*** PROVIDED RECORDS ***

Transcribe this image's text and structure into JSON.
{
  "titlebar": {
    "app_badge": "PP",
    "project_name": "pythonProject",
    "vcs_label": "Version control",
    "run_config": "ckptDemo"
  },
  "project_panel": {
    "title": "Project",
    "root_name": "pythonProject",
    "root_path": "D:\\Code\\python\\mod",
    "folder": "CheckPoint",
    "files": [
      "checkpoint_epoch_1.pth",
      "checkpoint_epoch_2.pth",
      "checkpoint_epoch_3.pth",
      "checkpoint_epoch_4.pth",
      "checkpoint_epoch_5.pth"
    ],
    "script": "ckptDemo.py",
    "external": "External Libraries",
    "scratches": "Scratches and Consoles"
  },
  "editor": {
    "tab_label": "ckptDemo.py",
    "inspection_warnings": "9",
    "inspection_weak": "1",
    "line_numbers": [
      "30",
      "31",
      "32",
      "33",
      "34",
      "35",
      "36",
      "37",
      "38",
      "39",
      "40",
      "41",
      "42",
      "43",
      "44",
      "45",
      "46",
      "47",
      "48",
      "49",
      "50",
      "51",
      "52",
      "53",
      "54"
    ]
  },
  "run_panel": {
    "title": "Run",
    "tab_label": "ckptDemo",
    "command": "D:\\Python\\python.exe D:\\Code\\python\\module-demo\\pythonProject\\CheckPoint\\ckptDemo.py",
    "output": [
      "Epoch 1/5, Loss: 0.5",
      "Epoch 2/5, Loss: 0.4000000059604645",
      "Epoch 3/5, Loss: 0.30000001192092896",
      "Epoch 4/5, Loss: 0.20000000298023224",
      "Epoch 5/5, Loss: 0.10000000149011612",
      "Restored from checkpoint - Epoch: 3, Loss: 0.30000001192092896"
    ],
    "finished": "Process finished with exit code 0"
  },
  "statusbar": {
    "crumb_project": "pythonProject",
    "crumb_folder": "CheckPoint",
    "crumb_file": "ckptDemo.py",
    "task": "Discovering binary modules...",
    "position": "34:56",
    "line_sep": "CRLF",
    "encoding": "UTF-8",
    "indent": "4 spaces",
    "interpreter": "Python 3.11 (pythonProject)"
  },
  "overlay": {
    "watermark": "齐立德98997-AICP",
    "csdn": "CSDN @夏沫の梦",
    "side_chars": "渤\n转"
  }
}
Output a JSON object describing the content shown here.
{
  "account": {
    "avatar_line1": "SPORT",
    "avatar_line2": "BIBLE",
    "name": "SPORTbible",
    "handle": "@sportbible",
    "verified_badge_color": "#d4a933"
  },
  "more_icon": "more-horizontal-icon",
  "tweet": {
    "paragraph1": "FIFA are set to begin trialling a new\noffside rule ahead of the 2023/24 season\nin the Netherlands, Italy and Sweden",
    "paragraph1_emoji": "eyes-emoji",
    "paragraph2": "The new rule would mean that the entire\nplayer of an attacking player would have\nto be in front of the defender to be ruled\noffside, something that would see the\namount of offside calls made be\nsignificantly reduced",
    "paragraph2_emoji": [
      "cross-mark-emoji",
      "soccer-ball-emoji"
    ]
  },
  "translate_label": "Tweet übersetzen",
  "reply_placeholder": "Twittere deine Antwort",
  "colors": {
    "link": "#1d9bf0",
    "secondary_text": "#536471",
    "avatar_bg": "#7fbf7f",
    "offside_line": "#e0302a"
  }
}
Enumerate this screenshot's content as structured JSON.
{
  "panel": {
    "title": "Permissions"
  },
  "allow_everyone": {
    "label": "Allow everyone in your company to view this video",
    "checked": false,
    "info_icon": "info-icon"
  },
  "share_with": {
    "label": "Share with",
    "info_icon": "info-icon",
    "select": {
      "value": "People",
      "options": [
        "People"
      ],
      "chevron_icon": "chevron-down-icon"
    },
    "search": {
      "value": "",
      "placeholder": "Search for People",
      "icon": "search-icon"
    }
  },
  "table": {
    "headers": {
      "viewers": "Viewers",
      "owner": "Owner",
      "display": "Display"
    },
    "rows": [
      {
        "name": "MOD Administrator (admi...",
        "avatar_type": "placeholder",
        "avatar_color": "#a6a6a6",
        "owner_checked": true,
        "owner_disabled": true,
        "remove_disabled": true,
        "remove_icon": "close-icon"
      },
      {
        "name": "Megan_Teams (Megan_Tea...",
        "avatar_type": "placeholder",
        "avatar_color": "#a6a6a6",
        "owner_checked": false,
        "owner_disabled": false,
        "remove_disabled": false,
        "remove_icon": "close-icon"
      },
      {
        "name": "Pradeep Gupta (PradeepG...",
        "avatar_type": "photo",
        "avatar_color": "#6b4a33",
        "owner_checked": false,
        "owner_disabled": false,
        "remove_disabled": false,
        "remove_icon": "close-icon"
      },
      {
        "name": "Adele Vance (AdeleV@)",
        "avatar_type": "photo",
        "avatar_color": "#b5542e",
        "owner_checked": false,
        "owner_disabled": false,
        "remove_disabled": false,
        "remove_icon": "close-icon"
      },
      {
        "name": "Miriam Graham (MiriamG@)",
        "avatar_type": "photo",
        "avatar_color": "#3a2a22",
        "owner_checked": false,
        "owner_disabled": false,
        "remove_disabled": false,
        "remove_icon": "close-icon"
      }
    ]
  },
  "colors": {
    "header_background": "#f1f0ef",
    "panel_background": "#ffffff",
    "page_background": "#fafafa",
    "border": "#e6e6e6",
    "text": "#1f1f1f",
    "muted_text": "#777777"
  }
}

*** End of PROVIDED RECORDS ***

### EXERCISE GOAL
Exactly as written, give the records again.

### EXPECTED ANSWER
Transcribe this image's text and structure into JSON.
{
  "titlebar": {
    "app_badge": "PP",
    "project_name": "pythonProject",
    "vcs_label": "Version control",
    "run_config": "ckptDemo"
  },
  "project_panel": {
    "title": "Project",
    "root_name": "pythonProject",
    "root_path": "D:\\Code\\python\\mod",
    "folder": "CheckPoint",
    "files": [
      "checkpoint_epoch_1.pth",
      "checkpoint_epoch_2.pth",
      "checkpoint_epoch_3.pth",
      "checkpoint_epoch_4.pth",
      "checkpoint_epoch_5.pth"
    ],
    "script": "ckptDemo.py",
    "external": "External Libraries",
    "scratches": "Scratches and Consoles"
  },
  "editor": {
    "tab_label": "ckptDemo.py",
    "inspection_warnings": "9",
    "inspection_weak": "1",
    "line_numbers": [
      "30",
      "31",
      "32",
      "33",
      "34",
      "35",
      "36",
      "37",
      "38",
      "39",
      "40",
      "41",
      "42",
      "43",
      "44",
      "45",
      "46",
      "47",
      "48",
      "49",
      "50",
      "51",
      "52",
      "53",
      "54"
    ]
  },
  "run_panel": {
    "title": "Run",
    "tab_label": "ckptDemo",
    "command": "D:\\Python\\python.exe D:\\Code\\python\\module-demo\\pythonProject\\CheckPoint\\ckptDemo.py",
    "output": [
      "Epoch 1/5, Loss: 0.5",
      "Epoch 2/5, Loss: 0.4000000059604645",
      "Epoch 3/5, Loss: 0.30000001192092896",
      "Epoch 4/5, Loss: 0.20000000298023224",
      "Epoch 5/5, Loss: 0.10000000149011612",
      "Restored from checkpoint - Epoch: 3, Loss: 0.30000001192092896"
    ],
    "finished": "Process finished with exit code 0"
  },
  "statusbar": {
    "crumb_project": "pythonProject",
    "crumb_folder": "CheckPoint",
    "crumb_file": "ckptDemo.py",
    "task": "Discovering binary modules...",
    "position": "34:56",
    "line_sep": "CRLF",
    "encoding": "UTF-8",
    "indent": "4 spaces",
    "interpreter": "Python 3.11 (pythonProject)"
  },
  "overlay": {
    "watermark": "齐立德98997-AICP",
    "csdn": "CSDN @夏沫の梦",
    "side_chars": "渤\n转"
  }
}
Output a JSON object describing the content shown here.
{
  "account": {
    "avatar_line1": "SPORT",
    "avatar_line2": "BIBLE",
    "name": "SPORTbible",
    "handle": "@sportbible",
    "verified_badge_color": "#d4a933"
  },
  "more_icon": "more-horizontal-icon",
  "tweet": {
    "paragraph1": "FIFA are set to begin trialling a new\noffside rule ahead of the 2023/24 season\nin the Netherlands, Italy and Sweden",
    "paragraph1_emoji": "eyes-emoji",
    "paragraph2": "The new rule would mean that the entire\nplayer of an attacking player would have\nto be in front of the defender to be ruled\noffside, something that would see the\namount of offside calls made be\nsignificantly reduced",
    "paragraph2_emoji": [
      "cross-mark-emoji",
      "soccer-ball-emoji"
    ]
  },
  "translate_label": "Tweet übersetzen",
  "reply_placeholder": "Twittere deine Antwort",
  "colors": {
    "link": "#1d9bf0",
    "secondary_text": "#536471",
    "avatar_bg": "#7fbf7f",
    "offside_line": "#e0302a"
  }
}
Enumerate this screenshot's content as structured JSON.
{
  "panel": {
    "title": "Permissions"
  },
  "allow_everyone": {
    "label": "Allow everyone in your company to view this video",
    "checked": false,
    "info_icon": "info-icon"
  },
  "share_with": {
    "label": "Share with",
    "info_icon": "info-icon",
    "select": {
      "value": "People",
      "options": [
        "People"
      ],
      "chevron_icon": "chevron-down-icon"
    },
    "search": {
      "value": "",
      "placeholder": "Search for People",
      "icon": "search-icon"
    }
  },
  "table": {
    "headers": {
      "viewers": "Viewers",
      "owner": "Owner",
      "display": "Display"
    },
    "rows": [
      {
        "name": "MOD Administrator (admi...",
        "avatar_type": "placeholder",
        "avatar_color": "#a6a6a6",
        "owner_checked": true,
        "owner_disabled": true,
        "remove_disabled": true,
        "remove_icon": "close-icon"
      },
      {
        "name": "Megan_Teams (Megan_Tea...",
        "avatar_type": "placeholder",
        "avatar_color": "#a6a6a6",
        "owner_checked": false,
        "owner_disabled": false,
        "remove_disabled": false,
        "remove_icon": "close-icon"
      },
      {
        "name": "Pradeep Gupta (PradeepG...",
        "avatar_type": "photo",
        "avatar_color": "#6b4a33",
        "owner_checked": false,
        "owner_disabled": false,
        "remove_disabled": false,
        "remove_icon": "close-icon"
      },
      {
        "name": "Adele Vance (AdeleV@)",
        "avatar_type": "photo",
        "avatar_color": "#b5542e",
        "owner_checked": false,
        "owner_disabled": false,
        "remove_disabled": false,
        "remove_icon": "close-icon"
      },
      {
        "name": "Miriam Graham (MiriamG@)",
        "avatar_type": "photo",
        "avatar_color": "#3a2a22",
        "owner_checked": false,
        "owner_disabled": false,
        "remove_disabled": false,
        "remove_icon": "close-icon"
      }
    ]
  },
  "colors": {
    "header_background": "#f1f0ef",
    "panel_background": "#ffffff",
    "page_background": "#fafafa",
    "border": "#e6e6e6",
    "text": "#1f1f1f",
    "muted_text": "#777777"
  }
}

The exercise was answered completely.